(888) 228-3860
Se habla español

Call us for a free consultation

Who Is Liable for Swimming Pool Accidents?

By Pendergast Law on July 5, 2021

A pool at a resort.

A warm summer day and a cool swimming pool sound like a perfect combination, but only when the waters are safe. Swimming pools present a number of risks, from drownings to diving injuries, and it is the responsibility of the property owner to minimize these dangers. If an owner allows a swimmer to be injured because of a safety hazard, they may be liable for all damages.

How Owners Can Prevent Injuries

Pool injuries are preventable when property owners inspect their pools for dangers and take the proper steps to resolve the issue. For example, if there is a loose handrail, owners should close the pool until it can be repaired or replaced. Otherwise, there is the risk that it could break and cause a swimmer to suffer a serious brain injury or drowning.

Other ways pool owners can protect swimmers and prevent common pool accidents include:

  • Installing drain covers to prevent entrapment
  • Use the correct chemicals to clean the pool of dangerous bacteria
  • Placing a fence around the pool and installing locks to keep children from wandering in
  • Using anti-slip paint on pool steps and rims to prevent slip and falls
  • Keeping electrical wires and equipment away from the water to avoid electrocutions
  • Storing pool equipment away from swimmers to stop trip and falls
  • Installing depth signs to warn swimmers of shallow areas and prevent diving injuries

Unfortunately, pool owners do not always take the proper precautions and can put guests at risk of suffering catastrophic injuries. The costs of this type of negligence should never be passed onto the victims, and you may be able to recover compensation through a premises liability claim.

How to Hold Pool Owners Liable for Your Injuries

Swimming pool accidents fall under an area of civil law called premises liability. With these cases, you can recover compensation for your injuries if you can prove that:

  • The owner had a duty of care towards you;
  • You were legally on the property;
  • The owner was aware, or reasonably should have been aware, of a safety hazard;
  • The owner failed to resolve the hazard or warn you of the danger; and
  • You suffered an injury due to the safety hazard.

If you or someone you love was injured in a swimming pool accident, you may be able to file a claim against the owner for compensation. Our Seattle personal injury attorneys at Pendergast Law can investigate the nature of your injuries, determine who caused your trauma, and advocate for the highest possible award in a claim or trial, if necessary. We work on a contingency fee basis, and there are no up-front costs to hiring us to represent you. Call us today at (425) 228-3860 and toll-free at (888) 228-3860 for a free consultation.
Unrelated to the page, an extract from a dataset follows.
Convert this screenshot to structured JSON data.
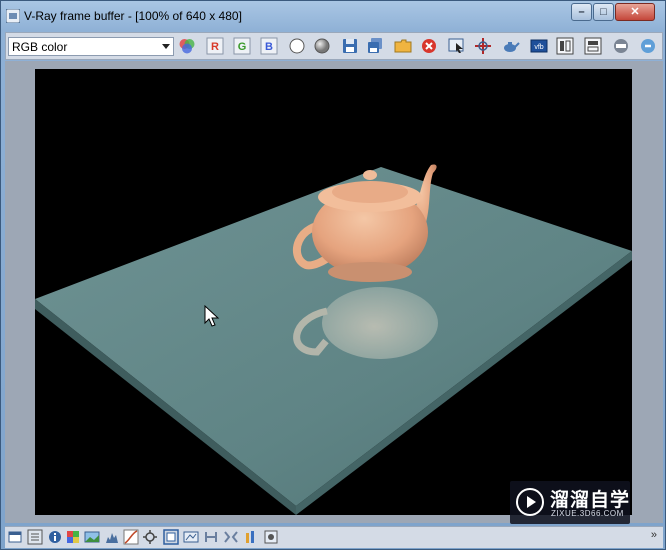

Related Articles:

Posted in: Premises Liability

Recent Blog Posts

Categories

Call us for a free consultation

(888) 228-3860
Se habla español

Backed by our
No Fee Promise

Learn More

Client Reviews

Read More

Case Results

$3,300,000
Wrongful Death
- case details are confidential.

$2,400,000
Degloving Injury
from defective power winch.

$2,125,000
Car Accident
resulting in neck and head injury.

More results